She ex­am­ines the Davos phe­nom­e­non and points to its real im­por­tance. “The of­fi­cial pur­pose of Davos is to fos­ter crit­i­cal dis­cus­sions to find so­lu­tions for press­ing global prob­lems... But the real rea­son why heavy hit­ters spare no ef­fort or ex­pense to at­tend? The end­less peer-to-peer power-net­work­ing op­por­tu­ni­ties...”

Where Navidi’s book scores over oth­ers who have writ­ten about fi­nan­cial net­works and their power is that her’s is an in­ti­mate look from the in­side. And it is com­pletely bal­anced. While it ap­plauds and glo­ri­fies many of the men who con­trol the fi­nan­cial levers of the world, she in­di­cates to the in­her­ent in­sta­bil­ity of the global fi­nan­cial net­works and their ruth­less­ness. She points out that the net­works are less about in­sti­tu­tions and sys­tems and more about su­per in­tel­li­gent per­son­al­i­ties, with their enor­mous egos, and their ec­cen­tric­i­ties. She also finds out the fact that at the global level, the fi­nan­cial net­works are about rich white men – and ex­cludes women to a large ex­tent. (Christine Le­garde is an honourable ex­cep­tion).

Navidi tells how once a per­son gets into a network it is rare to fall out of it. But it does hap­pens oc­ca­sion­ally. Do­minique Strauss-Kahn, who was once right at the top of the net­works, is one ex­am­ple. To­day he is scrab­bling around the pe­riph­eries. Larry Sum­mers made some spec­tac­u­lar mis­takes – but man­aged to bounce back. And the one network king, who was spec­tac­u­larly dis­graced but has clawed his way right into the heart of the network is Micheal Milken, the erst­while Junk Bond King.

Navidi’s book is both fas­ci­nat­ing and fright­en­ing. Fas­ci­nat­ing be­cause it deals with high fi­nance and the ti­tans of the fi­nan­cial world and gives an in­ti­mate look into their work­ing styles and their life­styles, and fright­en­ing be­cause it leaves you with an un­der­stand­ing of how frag­ile the global fi­nan­cial network is, and how de­pen­dent it is on hu­man frail­ties – and why, even if it is run­ning per­fectly nor­mally now, it can crash once again and va­por­ise bil­lions and even tril­lions of dol­lars of wealth. ~

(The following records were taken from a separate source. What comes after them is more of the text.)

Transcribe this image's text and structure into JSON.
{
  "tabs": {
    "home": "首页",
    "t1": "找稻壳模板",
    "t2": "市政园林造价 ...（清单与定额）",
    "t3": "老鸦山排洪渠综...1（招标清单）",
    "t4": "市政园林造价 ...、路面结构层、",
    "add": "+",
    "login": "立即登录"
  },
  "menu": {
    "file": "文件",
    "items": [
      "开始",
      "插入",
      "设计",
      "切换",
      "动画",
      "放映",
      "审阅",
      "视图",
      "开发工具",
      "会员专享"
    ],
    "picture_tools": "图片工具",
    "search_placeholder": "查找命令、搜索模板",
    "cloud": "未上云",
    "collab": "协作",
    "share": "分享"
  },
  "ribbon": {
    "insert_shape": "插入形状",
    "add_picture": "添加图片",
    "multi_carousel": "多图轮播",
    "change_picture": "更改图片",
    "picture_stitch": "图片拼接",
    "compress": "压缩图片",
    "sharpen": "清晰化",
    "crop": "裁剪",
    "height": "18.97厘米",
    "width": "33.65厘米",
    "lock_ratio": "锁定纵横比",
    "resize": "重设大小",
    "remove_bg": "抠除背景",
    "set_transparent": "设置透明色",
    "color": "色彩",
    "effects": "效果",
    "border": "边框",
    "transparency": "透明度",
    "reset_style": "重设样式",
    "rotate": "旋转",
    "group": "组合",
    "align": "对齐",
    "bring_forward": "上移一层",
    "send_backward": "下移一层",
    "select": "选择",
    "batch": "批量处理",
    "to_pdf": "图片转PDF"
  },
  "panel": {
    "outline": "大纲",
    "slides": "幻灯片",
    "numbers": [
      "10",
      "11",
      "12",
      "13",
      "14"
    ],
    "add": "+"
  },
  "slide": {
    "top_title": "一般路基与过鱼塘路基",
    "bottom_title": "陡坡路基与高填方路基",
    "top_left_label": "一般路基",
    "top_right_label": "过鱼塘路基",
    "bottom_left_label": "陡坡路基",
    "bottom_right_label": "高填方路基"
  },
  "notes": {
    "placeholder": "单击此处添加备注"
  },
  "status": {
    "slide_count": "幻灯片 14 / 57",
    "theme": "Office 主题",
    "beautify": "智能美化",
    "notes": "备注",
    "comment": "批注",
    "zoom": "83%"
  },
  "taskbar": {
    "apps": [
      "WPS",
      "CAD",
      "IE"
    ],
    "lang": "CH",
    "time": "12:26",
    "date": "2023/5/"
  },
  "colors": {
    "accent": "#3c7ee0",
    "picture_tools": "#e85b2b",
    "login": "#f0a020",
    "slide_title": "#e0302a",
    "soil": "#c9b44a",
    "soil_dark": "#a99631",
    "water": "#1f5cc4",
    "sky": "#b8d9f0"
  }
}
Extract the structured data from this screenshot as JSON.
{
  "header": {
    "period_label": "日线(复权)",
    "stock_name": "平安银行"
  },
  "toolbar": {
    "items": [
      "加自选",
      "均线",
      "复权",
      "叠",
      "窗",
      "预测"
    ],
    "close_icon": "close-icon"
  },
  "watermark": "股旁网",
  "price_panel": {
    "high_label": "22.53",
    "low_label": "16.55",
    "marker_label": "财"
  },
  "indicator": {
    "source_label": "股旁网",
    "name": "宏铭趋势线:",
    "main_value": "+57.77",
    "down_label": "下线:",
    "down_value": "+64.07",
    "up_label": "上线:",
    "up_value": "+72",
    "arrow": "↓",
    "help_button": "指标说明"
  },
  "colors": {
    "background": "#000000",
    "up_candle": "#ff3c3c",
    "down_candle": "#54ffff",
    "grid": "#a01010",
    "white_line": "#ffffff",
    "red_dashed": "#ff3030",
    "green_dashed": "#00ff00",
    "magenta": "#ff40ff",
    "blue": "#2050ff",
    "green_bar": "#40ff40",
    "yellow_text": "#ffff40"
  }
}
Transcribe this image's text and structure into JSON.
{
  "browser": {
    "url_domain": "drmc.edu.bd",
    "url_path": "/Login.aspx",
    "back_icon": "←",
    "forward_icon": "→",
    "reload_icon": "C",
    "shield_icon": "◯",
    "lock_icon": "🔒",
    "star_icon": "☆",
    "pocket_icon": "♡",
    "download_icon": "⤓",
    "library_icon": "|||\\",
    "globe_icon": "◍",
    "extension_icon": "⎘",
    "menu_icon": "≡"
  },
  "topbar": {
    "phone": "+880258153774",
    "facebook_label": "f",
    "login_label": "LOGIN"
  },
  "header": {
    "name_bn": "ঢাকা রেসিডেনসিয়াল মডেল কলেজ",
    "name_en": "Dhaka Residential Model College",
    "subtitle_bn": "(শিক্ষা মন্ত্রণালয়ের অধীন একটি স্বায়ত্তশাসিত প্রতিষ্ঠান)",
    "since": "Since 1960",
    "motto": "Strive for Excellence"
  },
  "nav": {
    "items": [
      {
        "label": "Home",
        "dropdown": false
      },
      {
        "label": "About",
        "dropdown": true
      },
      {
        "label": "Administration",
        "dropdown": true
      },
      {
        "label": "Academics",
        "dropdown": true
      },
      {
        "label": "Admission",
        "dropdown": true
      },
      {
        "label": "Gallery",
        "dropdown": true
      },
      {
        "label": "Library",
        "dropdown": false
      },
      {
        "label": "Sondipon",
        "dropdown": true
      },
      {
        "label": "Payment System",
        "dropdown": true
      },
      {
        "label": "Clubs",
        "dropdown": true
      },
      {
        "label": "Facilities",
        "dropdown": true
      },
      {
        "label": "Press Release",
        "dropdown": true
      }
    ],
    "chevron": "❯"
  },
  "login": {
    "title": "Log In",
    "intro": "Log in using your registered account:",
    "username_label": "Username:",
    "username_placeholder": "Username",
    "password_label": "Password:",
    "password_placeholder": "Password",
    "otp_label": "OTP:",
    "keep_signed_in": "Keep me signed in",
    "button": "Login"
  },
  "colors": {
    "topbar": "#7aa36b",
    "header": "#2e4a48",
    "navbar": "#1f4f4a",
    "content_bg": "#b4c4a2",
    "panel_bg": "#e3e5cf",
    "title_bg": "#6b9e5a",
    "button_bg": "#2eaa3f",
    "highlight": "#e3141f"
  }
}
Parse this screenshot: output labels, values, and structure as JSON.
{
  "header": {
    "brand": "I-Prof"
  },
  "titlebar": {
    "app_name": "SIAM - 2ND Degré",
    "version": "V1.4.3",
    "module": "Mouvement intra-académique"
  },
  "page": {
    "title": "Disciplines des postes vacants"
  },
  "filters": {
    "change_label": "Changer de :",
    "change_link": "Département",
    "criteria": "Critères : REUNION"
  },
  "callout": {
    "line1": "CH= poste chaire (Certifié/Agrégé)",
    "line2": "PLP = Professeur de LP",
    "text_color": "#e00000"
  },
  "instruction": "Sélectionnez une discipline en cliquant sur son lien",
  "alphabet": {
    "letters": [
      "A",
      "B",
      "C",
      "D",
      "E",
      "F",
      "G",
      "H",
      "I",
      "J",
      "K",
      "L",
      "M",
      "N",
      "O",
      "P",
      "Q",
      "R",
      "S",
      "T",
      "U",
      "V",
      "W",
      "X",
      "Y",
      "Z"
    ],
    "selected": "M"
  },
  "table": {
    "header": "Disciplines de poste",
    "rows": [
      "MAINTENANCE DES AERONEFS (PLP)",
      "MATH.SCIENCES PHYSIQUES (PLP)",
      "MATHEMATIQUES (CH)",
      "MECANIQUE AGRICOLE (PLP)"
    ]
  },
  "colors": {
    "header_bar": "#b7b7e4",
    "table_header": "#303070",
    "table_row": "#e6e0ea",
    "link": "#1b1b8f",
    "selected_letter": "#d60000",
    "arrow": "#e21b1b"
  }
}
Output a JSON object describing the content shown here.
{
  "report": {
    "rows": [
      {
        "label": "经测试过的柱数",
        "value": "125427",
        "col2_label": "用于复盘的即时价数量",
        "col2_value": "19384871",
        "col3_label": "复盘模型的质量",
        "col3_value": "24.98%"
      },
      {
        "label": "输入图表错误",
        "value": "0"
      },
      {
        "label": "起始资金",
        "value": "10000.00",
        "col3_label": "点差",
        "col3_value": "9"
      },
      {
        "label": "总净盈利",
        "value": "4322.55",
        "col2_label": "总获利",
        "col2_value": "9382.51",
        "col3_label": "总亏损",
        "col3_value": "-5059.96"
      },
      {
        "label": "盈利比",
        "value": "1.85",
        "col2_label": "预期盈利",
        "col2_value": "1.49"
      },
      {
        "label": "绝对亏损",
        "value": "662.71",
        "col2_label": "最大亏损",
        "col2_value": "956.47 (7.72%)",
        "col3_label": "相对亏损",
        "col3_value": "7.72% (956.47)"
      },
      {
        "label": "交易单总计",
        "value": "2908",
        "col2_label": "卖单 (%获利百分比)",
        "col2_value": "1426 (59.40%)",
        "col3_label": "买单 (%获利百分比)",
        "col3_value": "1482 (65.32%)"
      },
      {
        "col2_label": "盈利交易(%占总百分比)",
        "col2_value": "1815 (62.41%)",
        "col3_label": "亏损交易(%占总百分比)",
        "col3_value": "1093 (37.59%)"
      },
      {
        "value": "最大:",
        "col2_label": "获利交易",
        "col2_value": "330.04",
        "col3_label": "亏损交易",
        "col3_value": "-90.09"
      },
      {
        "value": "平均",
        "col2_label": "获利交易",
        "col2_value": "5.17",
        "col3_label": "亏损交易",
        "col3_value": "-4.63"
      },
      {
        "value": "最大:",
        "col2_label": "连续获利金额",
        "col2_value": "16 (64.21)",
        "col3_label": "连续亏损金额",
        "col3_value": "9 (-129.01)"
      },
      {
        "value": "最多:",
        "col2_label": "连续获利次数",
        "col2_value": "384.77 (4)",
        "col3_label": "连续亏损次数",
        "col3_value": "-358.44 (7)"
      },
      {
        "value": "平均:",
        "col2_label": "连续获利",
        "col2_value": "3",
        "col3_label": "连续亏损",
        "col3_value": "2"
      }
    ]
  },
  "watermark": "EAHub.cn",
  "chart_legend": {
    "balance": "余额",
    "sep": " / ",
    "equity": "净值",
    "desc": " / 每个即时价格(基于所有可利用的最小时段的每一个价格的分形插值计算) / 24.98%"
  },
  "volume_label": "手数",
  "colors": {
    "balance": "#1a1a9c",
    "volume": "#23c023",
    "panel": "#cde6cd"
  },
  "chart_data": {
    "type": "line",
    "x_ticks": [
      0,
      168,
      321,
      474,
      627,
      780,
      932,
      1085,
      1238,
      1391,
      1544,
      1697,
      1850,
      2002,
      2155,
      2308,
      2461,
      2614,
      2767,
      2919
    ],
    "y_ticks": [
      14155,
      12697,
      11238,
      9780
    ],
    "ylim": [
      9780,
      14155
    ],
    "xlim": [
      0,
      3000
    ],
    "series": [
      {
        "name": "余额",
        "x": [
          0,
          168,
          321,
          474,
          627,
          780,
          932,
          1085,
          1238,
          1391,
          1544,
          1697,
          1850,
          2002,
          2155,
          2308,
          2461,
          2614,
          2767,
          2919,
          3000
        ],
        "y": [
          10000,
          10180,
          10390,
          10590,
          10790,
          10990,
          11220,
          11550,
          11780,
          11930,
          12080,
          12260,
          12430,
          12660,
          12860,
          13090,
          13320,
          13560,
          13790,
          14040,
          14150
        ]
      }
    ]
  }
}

BY SAN­DRA NAVIDI PAGES: 289 PRICE: ` 599 NI­CHOLAS BREALEY PUB­LISH­ING $up­erHubs: How the Fi­nan­cial Elite & Their Net­works Rule Our World

Newspapers in English

Newspapers from India

© PressReader. All rights reserved.